RZ Alright, so that we went on this tangent, Paul, I’m glad we did. It’s an interesting conversation. But Happiness Engineer is the product of a consulting firm that came in and told—

PF Ohhhh, no, I doubt it! I bet that comes directly out—this is WordPress! WordPress has its own culture and has its own things going on.

RZ Oh, no, there is no blame or finger pointing here. If you can increase happiness in the world, however way and if that is that includes responding to a ticket within an hour. We can use some happiness these days!

PF No, of course, you know, the word that I associate with happiness are WooCommerce that’s what I when I think to myself, happiness, the next thing that happens is I think WooCommerce.

RZ Let’s close it out with one more.

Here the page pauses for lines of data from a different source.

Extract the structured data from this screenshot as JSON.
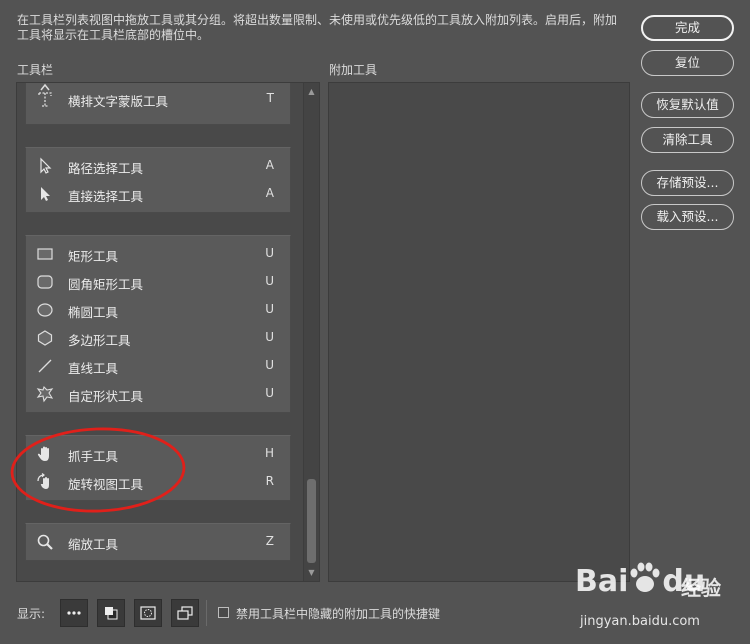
{
  "description": "在工具栏列表视图中拖放工具或其分组。将超出数量限制、未使用或优先级低的工具放入附加列表。启用后，附加工具将显示在工具栏底部的槽位中。",
  "toolbar_label": "工具栏",
  "extra_label": "附加工具",
  "groups": [
    {
      "tools": [
        {
          "icon": "partial-tool-icon",
          "name": "",
          "key": ""
        },
        {
          "icon": "horizontal-type-mask-icon",
          "name": "横排文字蒙版工具",
          "key": "T"
        }
      ]
    },
    {
      "tools": [
        {
          "icon": "path-select-icon",
          "name": "路径选择工具",
          "key": "A"
        },
        {
          "icon": "direct-select-icon",
          "name": "直接选择工具",
          "key": "A"
        }
      ]
    },
    {
      "tools": [
        {
          "icon": "rectangle-icon",
          "name": "矩形工具",
          "key": "U"
        },
        {
          "icon": "rounded-rectangle-icon",
          "name": "圆角矩形工具",
          "key": "U"
        },
        {
          "icon": "ellipse-icon",
          "name": "椭圆工具",
          "key": "U"
        },
        {
          "icon": "polygon-icon",
          "name": "多边形工具",
          "key": "U"
        },
        {
          "icon": "line-icon",
          "name": "直线工具",
          "key": "U"
        },
        {
          "icon": "custom-shape-icon",
          "name": "自定形状工具",
          "key": "U"
        }
      ]
    },
    {
      "tools": [
        {
          "icon": "hand-icon",
          "name": "抓手工具",
          "key": "H"
        },
        {
          "icon": "rotate-view-icon",
          "name": "旋转视图工具",
          "key": "R"
        }
      ]
    },
    {
      "tools": [
        {
          "icon": "zoom-icon",
          "name": "缩放工具",
          "key": "Z"
        }
      ]
    }
  ],
  "buttons": {
    "done": "完成",
    "reset": "复位",
    "restore_defaults": "恢复默认值",
    "clear_tools": "清除工具",
    "save_preset": "存储预设...",
    "load_preset": "载入预设..."
  },
  "show_label": "显示:",
  "checkbox_label": "禁用工具栏中隐藏的附加工具的快捷键",
  "checkbox_checked": false,
  "watermark": {
    "brand": "Bai",
    "brand2": "du",
    "cn": "经验",
    "url": "jingyan.baidu.com"
  },
  "annotation_color": "#e0201a"
}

PF Hold on. I’m gonna give you five. Ready?

RZ Go!

PF Product designer – revenue growth, product designer – text experience, product designer – Wayfinding, product design manager – adoption, product design manager – design system.

RZ Okay, so I’m gonna bucket the first four into their own category, what I call the drop down designer, some products gets so big, that they like, ”what do you do?” ”Oh, I work at Spotify.” Like, ”Oh, that’s really cool! You’re a designer, you design Spotify.” It’s like, ”No, I designed the queue but not the queue on iOS. I designed the queue experience in Spotify for Android.” That’s because it’s just the sheer size and breadth of the work. 

PF So we’re talking about, this is Asana. 

RZ Yeah, that makes sense. And, and but the last one is the most interesting, right, which is a design system, right? Like product designer design system, which is essentially you are responsible for consistency across the building blocks that are going to make up the experience this way, it all still feels like one thing and doesn’t feel stitched together.

PF And that sort of feels like what creative directors used to be right? Like now it’s instead of walking around and giving advice, you’re gonna build a framework that scales greater than your eyes can. 

RZ This is like a style guide, except for functionality. So it’s like a functional style guide.

PF I mean, having seen them and actually having we’ve built them, you know, a lot of times what happens now is not only do you say, ”Hey, here’s how you should do it. And here’s where the logo goes” but you deliver a large set of actual components ready to go. So engineers with a least a little bit of eye are able to cut and paste apps together. And they look pretty good.

RZ Yeah, it’s actually, it’s one of our kind of like secret weapons is that not only do we take this design system, which are these sort of smaller, sort of more discrete components that make up the whole experience, but we actually let the engineers think that way, as well. So they were able to create these UI libraries, in some cases. Very cool stuff. How’d I do? Paul,

PF You did great. You’ll guide the vision for the system foundations and tools that empower our product designers and engineers to build high quality well design software. For some reason, I just love doing this. I could look at job titles all day.

RZ Well, you know, it’s an industry that spins up very specialized skills every five years. I mean, that’s real. That’s real. And that’s a fascinating thing. It’s just speaks to how dynamic it all is. I know we sound mocking and cynical as we go through these things. But it all comes from a place of love. I don’t actually don’t think we need to pitch Postlight, Paul. I feel like we’ve talked enough about Postlight in this podcast.

PF Absolutely. I mean, hello@postlight.com is the email. Postlight.com is the website. Postlight is the company and we’re good digital strategy partner. You know, one of the services we do offer, quietly like this isn’t on the website will help you write that job description.

RZ We do! We’ve done it in the past. Absolutely.

PF It’s kind of like we put everyone to work inside the firm for our clients, including our own HR. [Rich laughs] We’ll be like ”hey, can you come over here?”

RZ ”Got a minute?”

PF I don’t know, I feel you learn a lot about culture, when you think to yourself ”what is a Happiness Engineer and why is that happening right now in that company?” and it’s fun to think that through. 

RZ Have a great week, everyone!

PF Bye! [Music ramps up, plays alone for 3 seconds, ends]